It would appear that when a subject is sufficiently peripheral to policymakers, slow incumbent industries can get whatever repressive and counterproductive policy they want, even in the face of overwhelming public opinion to the opposite for about 40 years.
In 1968, at the height of the hippie movement when everybody and their brother were doing joints, everybody and their brother were equally convinced cannabis would be legal in just a few years. How could it not be?
Twenty years later, in 1990, the war on certain species of plants was harsher than ever before.
Around 1995, at the dawn of file-sharing with ZModem over BBS networks and early dialup, and even more so with the advent of Napster a few years later, everybody and their brother were convinced copyright monopoly laws needed to be updated to reflect reality – like you unceremoniously adjust a map to the observed factual terrain. It was deemed to be a couple of years out, five years tops.
Here we are, twenty years later, and utterly insane corporate power grabs in the name of TPP, TTIP, and TISA are being cooked, while policitians remain dangerously clueless on the matter. Meanwhile, respect for the copyright monopoly as a law is considerably lower than the respect for speed limits.
The pattern here is that while the delusion and the disconnect remains active, punishments become increasingly harsher as policymakers desperately try to align the terrain with the map in their delusional heads, kind of how a military force with a bad mapmaker need to use an ever-increasing amount of explosives to fix the terrain instead of the map.

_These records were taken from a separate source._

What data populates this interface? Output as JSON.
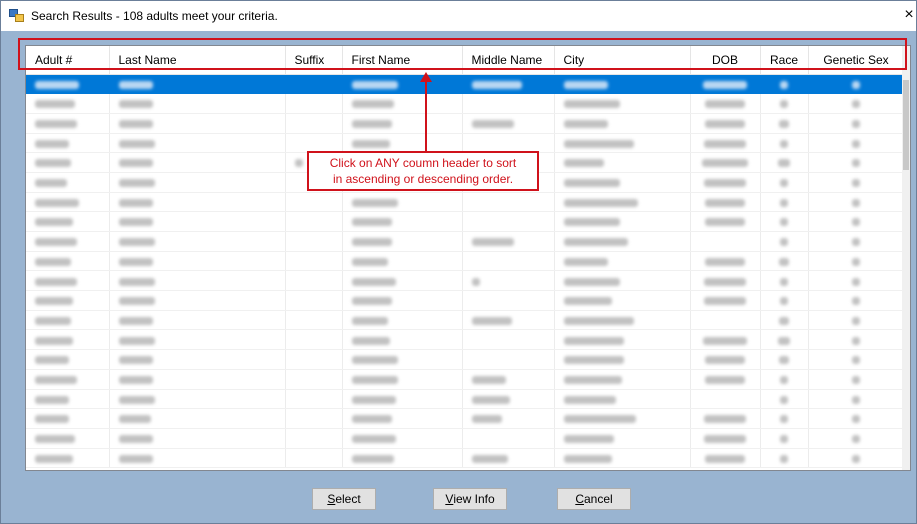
{
  "window": {
    "title": "Search Results - 108 adults meet your criteria.",
    "close_glyph": "×"
  },
  "grid": {
    "columns": [
      "Adult #",
      "Last Name",
      "Suffix",
      "First Name",
      "Middle Name",
      "City",
      "DOB",
      "Race",
      "Genetic Sex"
    ],
    "selected_row_index": 0
  },
  "annotation": {
    "callout_line1": "Click on ANY coumn header to sort",
    "callout_line2": "in ascending or descending order."
  },
  "buttons": {
    "select_prefix": "",
    "select_accel": "S",
    "select_rest": "elect",
    "view_prefix": "",
    "view_accel": "V",
    "view_rest": "iew Info",
    "cancel_prefix": "",
    "cancel_accel": "C",
    "cancel_rest": "ancel"
  },
  "colors": {
    "selection": "#0078d7",
    "annotation": "#d0121b",
    "window_bg": "#99b4d1"
  }
}
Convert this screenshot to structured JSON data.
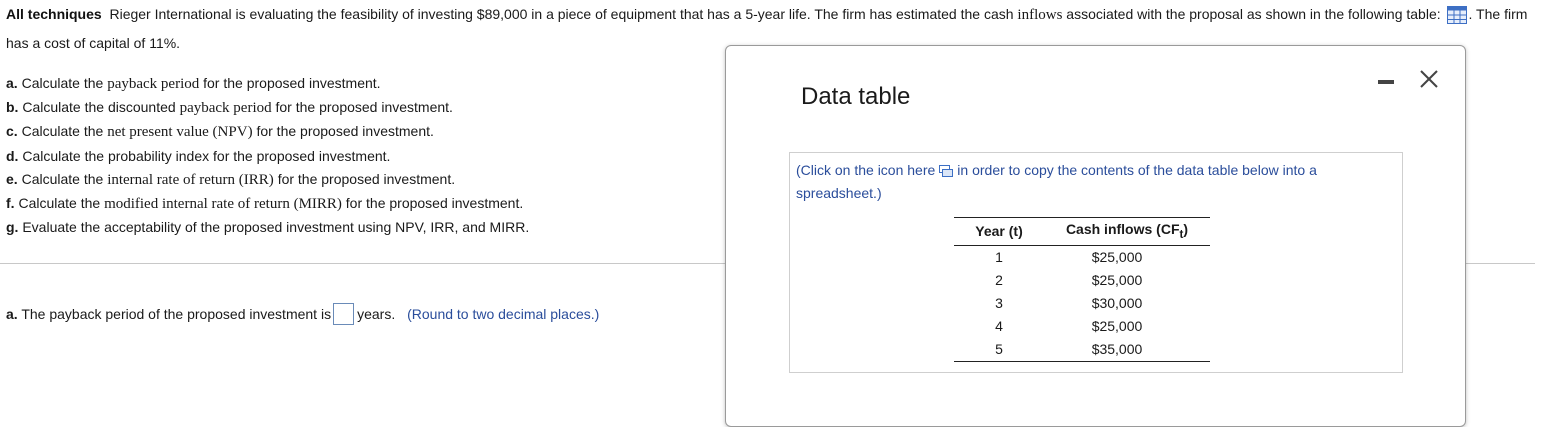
{
  "intro": {
    "heading": "All techniques",
    "text_1": "Rieger International is evaluating the feasibility of investing $89,000 in a piece of equipment that has a 5-year life. The firm has estimated the cash",
    "term_inflows": "inflows",
    "text_2": "associated with the proposal as shown in the following table:",
    "text_3": ". The firm has a cost of capital of 11%."
  },
  "questions": [
    {
      "letter": "a.",
      "pre": "Calculate the",
      "term": "payback period",
      "post": "for the proposed investment."
    },
    {
      "letter": "b.",
      "pre": "Calculate the discounted",
      "term": "payback period",
      "post": "for the proposed investment."
    },
    {
      "letter": "c.",
      "pre": "Calculate the",
      "term": "net present value (NPV)",
      "post": "for the proposed investment."
    },
    {
      "letter": "d.",
      "pre": "Calculate the probability index for the proposed investment.",
      "term": "",
      "post": ""
    },
    {
      "letter": "e.",
      "pre": "Calculate the",
      "term": "internal rate of return (IRR)",
      "post": "for the proposed investment."
    },
    {
      "letter": "f.",
      "pre": "Calculate the",
      "term": "modified internal rate of return (MIRR)",
      "post": "for the proposed investment."
    },
    {
      "letter": "g.",
      "pre": "Evaluate the acceptability of the proposed investment using NPV, IRR, and MIRR.",
      "term": "",
      "post": ""
    }
  ],
  "answer": {
    "letter": "a.",
    "prompt": "The payback period of the proposed investment is",
    "value": "",
    "unit": "years.",
    "hint": "(Round to two decimal places.)"
  },
  "modal": {
    "title": "Data table",
    "copy_note_pre": "(Click on the icon here",
    "copy_note_post": "in order to copy the contents of the data table below into a spreadsheet.)",
    "table": {
      "col_year": "Year (t)",
      "col_cash": "Cash inflows (CF",
      "col_cash_sub": "t",
      "col_cash_close": ")",
      "rows": [
        {
          "year": "1",
          "cash": "$25,000"
        },
        {
          "year": "2",
          "cash": "$25,000"
        },
        {
          "year": "3",
          "cash": "$30,000"
        },
        {
          "year": "4",
          "cash": "$25,000"
        },
        {
          "year": "5",
          "cash": "$35,000"
        }
      ]
    }
  },
  "colors": {
    "link_blue": "#2a4d9b",
    "icon_blue": "#3d6fc4"
  },
  "icons": {
    "table": "grid-table-icon",
    "copy": "copy-icon",
    "minimize": "minimize-icon",
    "close": "close-icon"
  }
}
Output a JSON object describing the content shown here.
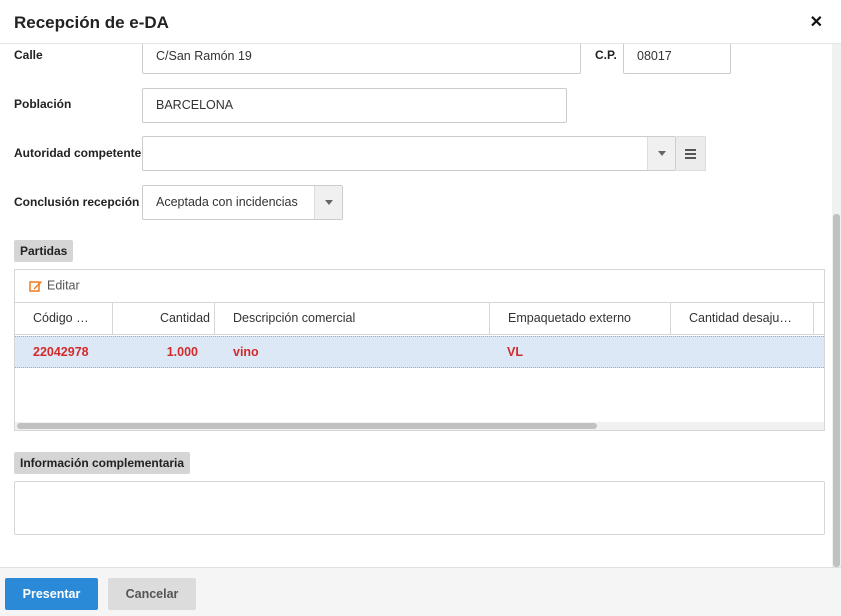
{
  "dialog": {
    "title": "Recepción de e-DA",
    "close_icon": "close-icon"
  },
  "form": {
    "calle": {
      "label": "Calle",
      "value": "C/San Ramón 19"
    },
    "cp": {
      "label": "C.P.",
      "value": "08017"
    },
    "poblacion": {
      "label": "Población",
      "value": "BARCELONA"
    },
    "autoridad": {
      "label": "Autoridad competente",
      "value": ""
    },
    "conclusion": {
      "label": "Conclusión recepción",
      "value": "Aceptada con incidencias"
    }
  },
  "partidas": {
    "section_label": "Partidas",
    "toolbar": {
      "edit_label": "Editar",
      "edit_icon": "pencil-icon"
    },
    "columns": [
      "Código NC",
      "Cantidad",
      "Descripción comercial",
      "Empaquetado externo",
      "Cantidad desajus…"
    ],
    "rows": [
      {
        "codigo": "22042978",
        "cantidad": "1.000",
        "descripcion": "vino",
        "empaquetado": "VL",
        "desajuste": ""
      }
    ]
  },
  "info_complementaria": {
    "section_label": "Información complementaria",
    "value": ""
  },
  "footer": {
    "submit_label": "Presentar",
    "cancel_label": "Cancelar"
  },
  "colors": {
    "primary": "#2a8ad8",
    "row_highlight": "#dde8f6",
    "row_text": "#d12b2b",
    "edit_icon": "#f07b1e"
  }
}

This goes on until the system comes down, until the hypocrisy ends, until people just stop pretending.
Slow cracks in the facade start appearing before the 40 years are up and you hit some sort of tipping point: in 1992, Bill Clinton famously said that he had smoked cannabis, but defended himself saying he “didn’t inhale”, as if that somehow made it politically acceptable in the eyes of the vested interests.
In 2007, a full fifteen years later, Barack Obama said “of course I inhaled, that was the point”, and didn’t try to excuse himself in the slightest. That was forty years after 1968. (Well, 39.)
The pattern here is that the people with crazy delusions of entitlement, such as the copyright industry, simply take forty years to die, so those ideas get naturally erased from the group and the population at large. This is not a new pattern; it is present as early as the Christian/Jewish/Muslim sacred texts, when Moses led a bunch of people from Egypt to the Levant, which according to said texts took 40 years.
Now, it doesn’t take 40 years to walk from Egypt to the Levant. It takes two months to walk westward from the Levant across all of Europe, and Egypt is one-tenth that distance. The only way to make it take 40 years is to walk around in the desert at random, making 40 years of time pass.
We’ve frequently said that the current idiocy will solve itself once the people of the net generation come into the string-pulling positions of power, but that’s still some time out, and we gotta hold the barricades against dark-black dystopia until then. If we’re extrapolating 40 years from Napster, that puts us about 2040. People with the most political power are usually 50-60 years old, which means they will have been born in 1980-1990: the net arrived when they were in their late childhood to early teens. The people born in this time understand the net, and they have absolutely no sympathy whatsoever for the parasitic copyright industry swimming in its despicable and damaging delusions of entitlement.
But should we really have to wait another 25 years for the blatantly and painfully obvious to become apparent to policymakers? Can’t we use, you know, this Internet thing to make ideas move just a little faster today?
As a complete side note, another plant was banned earlier in history with the roughly same pattern and the same arguments. The plant was coffee.